We’ve all received emails from machines that are pushed to be too smart for their own good – like when I got a “recommendation” in my email for stylized red stiletto heels, and my vegetarian friend got a Groupon for a new steakhouse that just opened. These offend our sensibilities and waste our precious time and human bandwidth. That being said, the avenue has now been opened and it is only a matter of time before companies achieve the confluence of inventory and user signals to accomplish meaningful matches across a broad array of categories. This will involve the semantic web, which is required for the structured attributes that will distinguish items, experiences, and users. In essence, “understanding meaning” is necessary for personalization.

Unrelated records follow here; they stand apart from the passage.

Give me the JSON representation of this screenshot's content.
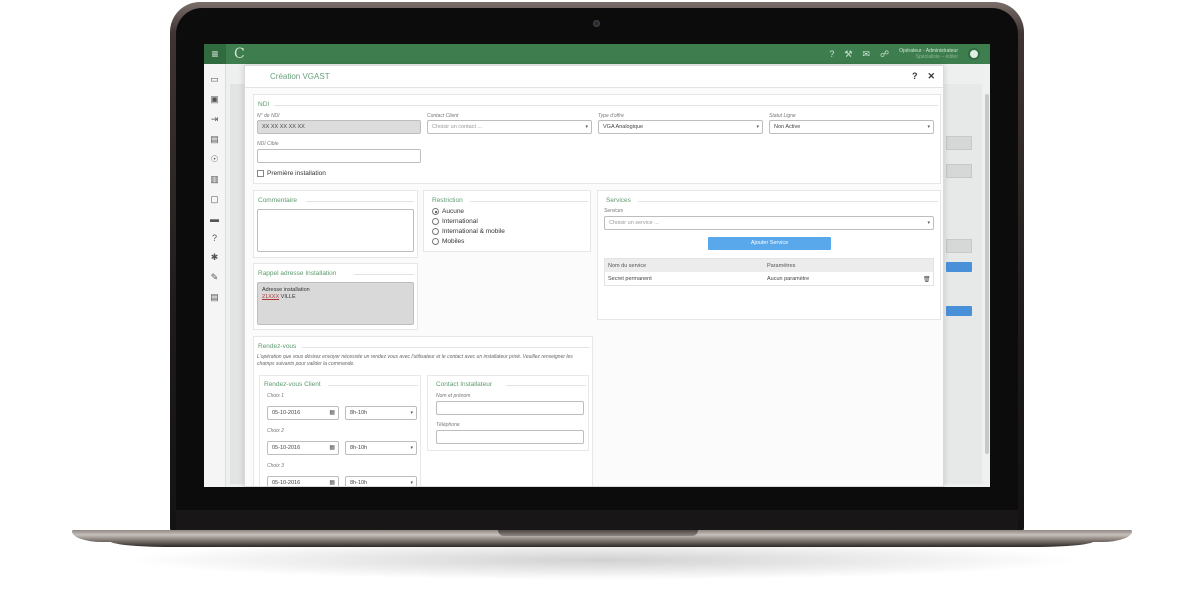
{
  "app": {
    "logo": "C",
    "topbar": {
      "help_icon": "?",
      "search_icon": "⚒",
      "user_name": "Opérateur - Administrateur",
      "user_sub": "Spécialiste – éditer"
    }
  },
  "modal": {
    "title": "Création VGAST",
    "help": "?",
    "close": "✕",
    "ndi": {
      "section_title": "NDI",
      "ndi_label": "N° de NDI",
      "ndi_value": "XX XX XX XX XX",
      "contact_label": "Contact Client",
      "contact_placeholder": "Choisir un contact ...",
      "offer_label": "Type d'offre",
      "offer_value": "VGA Analogique",
      "status_label": "Statut Ligne",
      "status_value": "Non Active",
      "target_label": "NDI Cible",
      "target_value": "",
      "first_install_label": "Première installation"
    },
    "comment": {
      "title": "Commentaire"
    },
    "restriction": {
      "title": "Restriction",
      "options": [
        "Aucune",
        "International",
        "International & mobile",
        "Mobiles"
      ],
      "selected": "Aucune"
    },
    "services": {
      "title": "Services",
      "field_label": "Services",
      "placeholder": "Choisir un service ...",
      "add_button": "Ajouter Service",
      "col_name": "Nom du service",
      "col_params": "Paramètres",
      "rows": [
        {
          "name": "Secret permanent",
          "params": "Aucun paramètre"
        }
      ]
    },
    "address": {
      "title": "Rappel adresse Installation",
      "line1": "Adresse installation",
      "postcode": "21XXX",
      "city": "VILLE"
    },
    "rdv": {
      "title": "Rendez-vous",
      "description": "L'opération que vous désirez envoyer nécessite un rendez vous avec l'utilisateur et le contact avec un installateur privé. Veuillez renseigner les champs suivants pour valider la commande.",
      "client_title": "Rendez-vous Client",
      "choices": [
        {
          "label": "Choix 1",
          "date": "05-10-2016",
          "slot": "8h-10h"
        },
        {
          "label": "Choix 2",
          "date": "05-10-2016",
          "slot": "8h-10h"
        },
        {
          "label": "Choix 3",
          "date": "05-10-2016",
          "slot": "8h-10h"
        }
      ],
      "installer_title": "Contact Installateur",
      "name_label": "Nom et prénom",
      "phone_label": "Téléphone"
    }
  }
}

The fear of many people with this model is that over time, humans in a sense become subservient to the algorithms, and by a vicious cycle increasingly get accustomed to doing what the algorithms ask us to do — you’ll walk through life with algorithms choosing your soundtrack, recommending your next meal or suggesting your reading material. In this scenario, we will become even more passive and less volitional than in our television days.

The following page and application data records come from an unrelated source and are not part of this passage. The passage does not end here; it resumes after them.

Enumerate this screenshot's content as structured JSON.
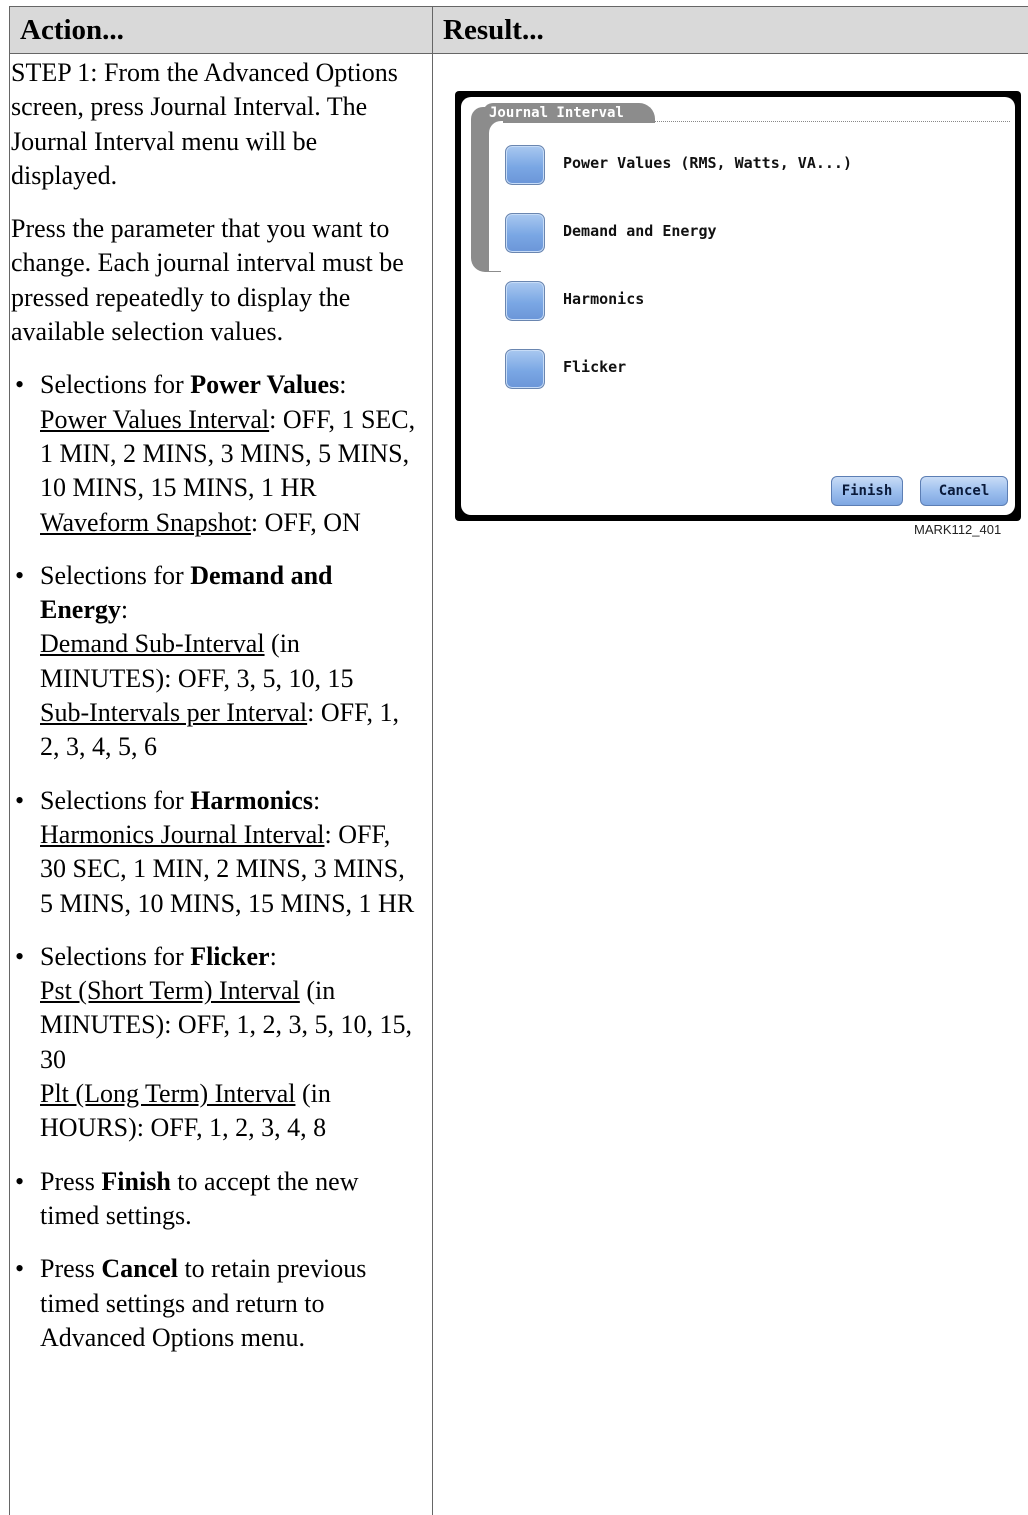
{
  "header": {
    "action": "Action...",
    "result": "Result..."
  },
  "left": {
    "step1": "STEP 1: From the Advanced Options screen, press Journal Interval. The Journal Interval menu will be displayed.",
    "para2": "Press the parameter that you want to change. Each journal interval must be pressed repeatedly to display the available selection values.",
    "bullets": [
      {
        "prefix": "Selections for ",
        "bold": "Power Values",
        "lines": [
          {
            "u": "Power Values Interval",
            "rest": ": OFF, 1 SEC, 1 MIN, 2 MINS, 3 MINS, 5 MINS, 10 MINS, 15 MINS, 1 HR"
          },
          {
            "u": "Waveform Snapshot",
            "rest": ": OFF, ON"
          }
        ]
      },
      {
        "prefix": "Selections for ",
        "bold": "Demand and Energy",
        "lines": [
          {
            "u": "Demand Sub-Interval",
            "rest": " (in MINUTES): OFF, 3, 5, 10, 15"
          },
          {
            "u": "Sub-Intervals per Interval",
            "rest": ": OFF, 1, 2, 3, 4, 5, 6"
          }
        ]
      },
      {
        "prefix": "Selections for ",
        "bold": "Harmonics",
        "lines": [
          {
            "u": "Harmonics Journal Interval",
            "rest": ": OFF, 30 SEC, 1 MIN, 2 MINS, 3 MINS, 5 MINS, 10 MINS, 15 MINS, 1 HR"
          }
        ]
      },
      {
        "prefix": "Selections for ",
        "bold": "Flicker",
        "lines": [
          {
            "u": "Pst (Short Term) Interval",
            "rest": " (in MINUTES): OFF, 1, 2, 3, 5, 10, 15, 30"
          },
          {
            "u": "Plt (Long Term) Interval",
            "rest": " (in HOURS): OFF, 1, 2, 3, 4, 8"
          }
        ]
      }
    ],
    "finish_note": {
      "pre": "Press ",
      "bold": "Finish",
      "post": " to accept the new timed settings."
    },
    "cancel_note": {
      "pre": "Press ",
      "bold": "Cancel",
      "post": " to retain previous timed settings and return to Advanced Options menu."
    }
  },
  "screen": {
    "tab_title": "Journal Interval",
    "items": [
      "Power Values (RMS, Watts, VA...)",
      "Demand and Energy",
      "Harmonics",
      "Flicker"
    ],
    "finish_label": "Finish",
    "cancel_label": "Cancel"
  },
  "caption": "MARK112_401"
}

A Solution – True “Two-Way” AI-Driven Personalization:
In an increasingly algorithmic future, the key issue is whether algorithms alone will decide our behavior via opaque third-party services, or whether we interact with the algorithms through an open dialogue and full transparency to determine how the world is intelligently retrieved, filtered and engaged with around us.
There is opportunity for a “tunable interplay” that connects machine power to human intention. Restoring the balance meaningfully requires a sophisticated intermediary – an artificial intelligence avatar – that understands both sides. It is conversant with the machine side, and able to connect to a vast array of information and organize it. Yet it is open to a dialogue to us, and encourages us to ask hard questions of ourselves, to identify who we are. Most importantly, it is an agent of the individual and under our direct volitional control. If we are able to trust them and work with them, they in turn will work with us.

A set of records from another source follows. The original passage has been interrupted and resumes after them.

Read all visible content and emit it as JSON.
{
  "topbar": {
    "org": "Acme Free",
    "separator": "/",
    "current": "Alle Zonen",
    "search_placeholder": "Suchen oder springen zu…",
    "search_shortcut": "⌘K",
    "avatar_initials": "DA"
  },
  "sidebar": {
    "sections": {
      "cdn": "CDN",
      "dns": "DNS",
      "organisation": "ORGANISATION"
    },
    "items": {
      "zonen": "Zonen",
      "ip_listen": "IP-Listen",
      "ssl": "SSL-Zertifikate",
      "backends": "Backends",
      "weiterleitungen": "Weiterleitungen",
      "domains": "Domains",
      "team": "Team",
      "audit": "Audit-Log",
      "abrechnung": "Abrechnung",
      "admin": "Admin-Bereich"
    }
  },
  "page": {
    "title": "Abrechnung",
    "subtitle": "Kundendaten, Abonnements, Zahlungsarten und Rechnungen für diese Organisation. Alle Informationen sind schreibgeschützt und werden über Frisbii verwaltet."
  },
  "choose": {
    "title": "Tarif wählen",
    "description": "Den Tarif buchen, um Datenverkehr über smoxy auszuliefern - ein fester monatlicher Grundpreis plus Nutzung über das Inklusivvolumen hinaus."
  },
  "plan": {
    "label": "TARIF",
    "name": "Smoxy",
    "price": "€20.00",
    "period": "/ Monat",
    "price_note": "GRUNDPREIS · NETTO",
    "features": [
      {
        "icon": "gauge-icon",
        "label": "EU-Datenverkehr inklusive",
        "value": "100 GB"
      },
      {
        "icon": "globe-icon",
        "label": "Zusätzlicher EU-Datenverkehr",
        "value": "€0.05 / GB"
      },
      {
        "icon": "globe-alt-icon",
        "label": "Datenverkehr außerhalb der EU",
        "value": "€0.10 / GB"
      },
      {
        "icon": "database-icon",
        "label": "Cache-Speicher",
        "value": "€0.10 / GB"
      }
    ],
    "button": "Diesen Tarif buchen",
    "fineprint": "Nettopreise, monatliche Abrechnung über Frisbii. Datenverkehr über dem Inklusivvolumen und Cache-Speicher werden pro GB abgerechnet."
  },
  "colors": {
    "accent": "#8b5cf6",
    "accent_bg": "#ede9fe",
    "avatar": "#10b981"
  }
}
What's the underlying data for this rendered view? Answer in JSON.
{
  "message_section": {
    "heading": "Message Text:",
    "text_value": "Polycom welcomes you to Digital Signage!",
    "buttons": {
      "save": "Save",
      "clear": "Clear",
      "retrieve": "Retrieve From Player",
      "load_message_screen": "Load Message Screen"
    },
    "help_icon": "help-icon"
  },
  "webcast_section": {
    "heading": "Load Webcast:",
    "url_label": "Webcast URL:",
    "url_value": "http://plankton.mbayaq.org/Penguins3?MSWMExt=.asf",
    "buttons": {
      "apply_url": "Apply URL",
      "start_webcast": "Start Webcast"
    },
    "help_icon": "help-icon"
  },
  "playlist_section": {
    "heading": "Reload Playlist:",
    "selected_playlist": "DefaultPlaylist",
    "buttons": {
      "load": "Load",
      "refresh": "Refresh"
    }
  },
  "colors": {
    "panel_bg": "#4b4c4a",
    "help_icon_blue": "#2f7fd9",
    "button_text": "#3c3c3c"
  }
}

About The Author
Nara’s chief technology officer, Dr. Nathan Wilson is a scientist who has dedicated his career to understanding new models of computation based on the architecture of the brain. In 2011, he co-founded Nara, a company that solves the problem of web search by crafting a more personalized and liberating Web with a next-generation personal internet platform. With a doctorate and postdoctoral work in brain and cognitive sciences at MIT, and a masterʼs degree in computer science and artificial intelligence from Cornell, Nathan conceived and built the Nara Neural Network. This complex algorithm closely mirrors a human brain in terms of information synthesis and decision-making and is the underlying framework responsible for driving the technology inside of the Nara platform.
Nathan has numerous patents spanning computer science, medical devices, neurobiology and artificial intelligence, and has authored many academic research papers in both neuroscience and computer science that have been published in journals such as Nature, Neuron, and the Journal of Computational Neuroscience. He holds 15 years of applied experience as both architect and manager consulting for Internet, artificial intelligence, and software companies.
Photo courtesy flickr / dougww